Stored data
━━━━━━━━━━━━━━━━━━━━

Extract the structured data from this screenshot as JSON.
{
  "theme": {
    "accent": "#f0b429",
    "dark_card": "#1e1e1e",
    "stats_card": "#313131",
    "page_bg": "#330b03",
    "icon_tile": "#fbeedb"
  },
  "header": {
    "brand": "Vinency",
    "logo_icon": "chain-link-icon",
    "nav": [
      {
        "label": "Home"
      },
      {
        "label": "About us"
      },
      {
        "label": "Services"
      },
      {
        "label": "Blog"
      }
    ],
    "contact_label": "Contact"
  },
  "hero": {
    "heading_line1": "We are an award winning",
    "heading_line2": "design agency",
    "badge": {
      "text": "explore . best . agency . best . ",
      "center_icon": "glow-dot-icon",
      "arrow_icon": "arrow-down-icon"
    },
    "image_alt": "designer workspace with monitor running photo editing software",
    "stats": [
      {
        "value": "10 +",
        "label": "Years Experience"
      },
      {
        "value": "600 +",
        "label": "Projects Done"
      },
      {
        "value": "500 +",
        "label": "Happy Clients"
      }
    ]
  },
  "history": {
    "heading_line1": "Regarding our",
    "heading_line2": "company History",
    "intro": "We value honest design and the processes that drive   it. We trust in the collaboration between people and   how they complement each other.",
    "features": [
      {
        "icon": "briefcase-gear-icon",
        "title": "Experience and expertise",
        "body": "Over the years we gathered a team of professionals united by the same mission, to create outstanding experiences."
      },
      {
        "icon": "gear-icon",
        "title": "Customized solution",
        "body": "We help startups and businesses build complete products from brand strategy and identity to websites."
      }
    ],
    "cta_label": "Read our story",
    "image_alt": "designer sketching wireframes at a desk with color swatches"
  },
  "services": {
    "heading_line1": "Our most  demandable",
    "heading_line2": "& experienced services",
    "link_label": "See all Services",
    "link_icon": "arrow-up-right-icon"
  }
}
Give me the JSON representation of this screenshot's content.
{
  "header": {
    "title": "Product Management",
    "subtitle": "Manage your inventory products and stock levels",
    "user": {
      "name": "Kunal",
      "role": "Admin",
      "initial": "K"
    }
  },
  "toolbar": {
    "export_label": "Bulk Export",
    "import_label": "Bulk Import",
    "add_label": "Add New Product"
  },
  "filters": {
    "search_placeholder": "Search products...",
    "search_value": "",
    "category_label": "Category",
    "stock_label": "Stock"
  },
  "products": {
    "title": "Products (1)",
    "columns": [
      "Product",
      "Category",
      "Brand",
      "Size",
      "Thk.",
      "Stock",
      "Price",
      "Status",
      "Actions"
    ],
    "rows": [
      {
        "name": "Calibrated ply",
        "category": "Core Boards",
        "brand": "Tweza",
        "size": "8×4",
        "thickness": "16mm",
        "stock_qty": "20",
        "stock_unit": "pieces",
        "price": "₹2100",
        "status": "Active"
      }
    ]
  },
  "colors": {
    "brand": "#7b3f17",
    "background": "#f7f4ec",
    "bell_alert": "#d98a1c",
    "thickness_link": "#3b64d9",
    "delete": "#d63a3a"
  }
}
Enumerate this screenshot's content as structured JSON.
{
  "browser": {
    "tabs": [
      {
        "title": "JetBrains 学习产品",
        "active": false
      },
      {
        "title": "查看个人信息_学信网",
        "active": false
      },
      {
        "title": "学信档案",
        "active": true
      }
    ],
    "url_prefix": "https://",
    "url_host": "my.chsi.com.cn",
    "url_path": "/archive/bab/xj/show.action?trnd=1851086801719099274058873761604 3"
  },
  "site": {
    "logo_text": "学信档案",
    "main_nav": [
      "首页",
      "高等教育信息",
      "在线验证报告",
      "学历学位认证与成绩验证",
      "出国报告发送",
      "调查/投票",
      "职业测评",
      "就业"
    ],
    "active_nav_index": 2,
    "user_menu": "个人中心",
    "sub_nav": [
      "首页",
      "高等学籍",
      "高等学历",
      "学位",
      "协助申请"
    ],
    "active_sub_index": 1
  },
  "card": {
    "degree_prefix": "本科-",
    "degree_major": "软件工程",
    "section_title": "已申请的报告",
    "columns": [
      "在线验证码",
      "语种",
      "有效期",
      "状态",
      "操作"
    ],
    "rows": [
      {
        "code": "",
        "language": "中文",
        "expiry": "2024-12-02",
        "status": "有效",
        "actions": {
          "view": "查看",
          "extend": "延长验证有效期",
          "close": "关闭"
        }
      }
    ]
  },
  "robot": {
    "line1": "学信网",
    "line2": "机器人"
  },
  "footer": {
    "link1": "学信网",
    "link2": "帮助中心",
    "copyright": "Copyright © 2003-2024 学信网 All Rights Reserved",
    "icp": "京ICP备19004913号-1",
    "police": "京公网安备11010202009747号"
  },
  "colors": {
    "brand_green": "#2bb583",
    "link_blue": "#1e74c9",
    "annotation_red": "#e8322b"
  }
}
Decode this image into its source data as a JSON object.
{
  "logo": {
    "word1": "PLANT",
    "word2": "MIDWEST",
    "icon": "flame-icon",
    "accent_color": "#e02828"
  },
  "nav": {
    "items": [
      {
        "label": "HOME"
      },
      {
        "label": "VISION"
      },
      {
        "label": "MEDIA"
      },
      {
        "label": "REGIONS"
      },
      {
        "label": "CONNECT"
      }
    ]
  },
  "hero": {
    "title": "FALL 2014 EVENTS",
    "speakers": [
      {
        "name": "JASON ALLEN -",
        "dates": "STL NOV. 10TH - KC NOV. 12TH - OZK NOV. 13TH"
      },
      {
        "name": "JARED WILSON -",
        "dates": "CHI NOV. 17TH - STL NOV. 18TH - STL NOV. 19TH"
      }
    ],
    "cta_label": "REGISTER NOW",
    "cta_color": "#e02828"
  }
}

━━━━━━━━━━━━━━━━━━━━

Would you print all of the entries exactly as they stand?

RESULT —
Extract the structured data from this screenshot as JSON.
{
  "theme": {
    "accent": "#f0b429",
    "dark_card": "#1e1e1e",
    "stats_card": "#313131",
    "page_bg": "#330b03",
    "icon_tile": "#fbeedb"
  },
  "header": {
    "brand": "Vinency",
    "logo_icon": "chain-link-icon",
    "nav": [
      {
        "label": "Home"
      },
      {
        "label": "About us"
      },
      {
        "label": "Services"
      },
      {
        "label": "Blog"
      }
    ],
    "contact_label": "Contact"
  },
  "hero": {
    "heading_line1": "We are an award winning",
    "heading_line2": "design agency",
    "badge": {
      "text": "explore . best . agency . best . ",
      "center_icon": "glow-dot-icon",
      "arrow_icon": "arrow-down-icon"
    },
    "image_alt": "designer workspace with monitor running photo editing software",
    "stats": [
      {
        "value": "10 +",
        "label": "Years Experience"
      },
      {
        "value": "600 +",
        "label": "Projects Done"
      },
      {
        "value": "500 +",
        "label": "Happy Clients"
      }
    ]
  },
  "history": {
    "heading_line1": "Regarding our",
    "heading_line2": "company History",
    "intro": "We value honest design and the processes that drive   it. We trust in the collaboration between people and   how they complement each other.",
    "features": [
      {
        "icon": "briefcase-gear-icon",
        "title": "Experience and expertise",
        "body": "Over the years we gathered a team of professionals united by the same mission, to create outstanding experiences."
      },
      {
        "icon": "gear-icon",
        "title": "Customized solution",
        "body": "We help startups and businesses build complete products from brand strategy and identity to websites."
      }
    ],
    "cta_label": "Read our story",
    "image_alt": "designer sketching wireframes at a desk with color swatches"
  },
  "services": {
    "heading_line1": "Our most  demandable",
    "heading_line2": "& experienced services",
    "link_label": "See all Services",
    "link_icon": "arrow-up-right-icon"
  }
}
Give me the JSON representation of this screenshot's content.
{
  "header": {
    "title": "Product Management",
    "subtitle": "Manage your inventory products and stock levels",
    "user": {
      "name": "Kunal",
      "role": "Admin",
      "initial": "K"
    }
  },
  "toolbar": {
    "export_label": "Bulk Export",
    "import_label": "Bulk Import",
    "add_label": "Add New Product"
  },
  "filters": {
    "search_placeholder": "Search products...",
    "search_value": "",
    "category_label": "Category",
    "stock_label": "Stock"
  },
  "products": {
    "title": "Products (1)",
    "columns": [
      "Product",
      "Category",
      "Brand",
      "Size",
      "Thk.",
      "Stock",
      "Price",
      "Status",
      "Actions"
    ],
    "rows": [
      {
        "name": "Calibrated ply",
        "category": "Core Boards",
        "brand": "Tweza",
        "size": "8×4",
        "thickness": "16mm",
        "stock_qty": "20",
        "stock_unit": "pieces",
        "price": "₹2100",
        "status": "Active"
      }
    ]
  },
  "colors": {
    "brand": "#7b3f17",
    "background": "#f7f4ec",
    "bell_alert": "#d98a1c",
    "thickness_link": "#3b64d9",
    "delete": "#d63a3a"
  }
}
Enumerate this screenshot's content as structured JSON.
{
  "browser": {
    "tabs": [
      {
        "title": "JetBrains 学习产品",
        "active": false
      },
      {
        "title": "查看个人信息_学信网",
        "active": false
      },
      {
        "title": "学信档案",
        "active": true
      }
    ],
    "url_prefix": "https://",
    "url_host": "my.chsi.com.cn",
    "url_path": "/archive/bab/xj/show.action?trnd=1851086801719099274058873761604 3"
  },
  "site": {
    "logo_text": "学信档案",
    "main_nav": [
      "首页",
      "高等教育信息",
      "在线验证报告",
      "学历学位认证与成绩验证",
      "出国报告发送",
      "调查/投票",
      "职业测评",
      "就业"
    ],
    "active_nav_index": 2,
    "user_menu": "个人中心",
    "sub_nav": [
      "首页",
      "高等学籍",
      "高等学历",
      "学位",
      "协助申请"
    ],
    "active_sub_index": 1
  },
  "card": {
    "degree_prefix": "本科-",
    "degree_major": "软件工程",
    "section_title": "已申请的报告",
    "columns": [
      "在线验证码",
      "语种",
      "有效期",
      "状态",
      "操作"
    ],
    "rows": [
      {
        "code": "",
        "language": "中文",
        "expiry": "2024-12-02",
        "status": "有效",
        "actions": {
          "view": "查看",
          "extend": "延长验证有效期",
          "close": "关闭"
        }
      }
    ]
  },
  "robot": {
    "line1": "学信网",
    "line2": "机器人"
  },
  "footer": {
    "link1": "学信网",
    "link2": "帮助中心",
    "copyright": "Copyright © 2003-2024 学信网 All Rights Reserved",
    "icp": "京ICP备19004913号-1",
    "police": "京公网安备11010202009747号"
  },
  "colors": {
    "brand_green": "#2bb583",
    "link_blue": "#1e74c9",
    "annotation_red": "#e8322b"
  }
}
Decode this image into its source data as a JSON object.
{
  "logo": {
    "word1": "PLANT",
    "word2": "MIDWEST",
    "icon": "flame-icon",
    "accent_color": "#e02828"
  },
  "nav": {
    "items": [
      {
        "label": "HOME"
      },
      {
        "label": "VISION"
      },
      {
        "label": "MEDIA"
      },
      {
        "label": "REGIONS"
      },
      {
        "label": "CONNECT"
      }
    ]
  },
  "hero": {
    "title": "FALL 2014 EVENTS",
    "speakers": [
      {
        "name": "JASON ALLEN -",
        "dates": "STL NOV. 10TH - KC NOV. 12TH - OZK NOV. 13TH"
      },
      {
        "name": "JARED WILSON -",
        "dates": "CHI NOV. 17TH - STL NOV. 18TH - STL NOV. 19TH"
      }
    ],
    "cta_label": "REGISTER NOW",
    "cta_color": "#e02828"
  }
}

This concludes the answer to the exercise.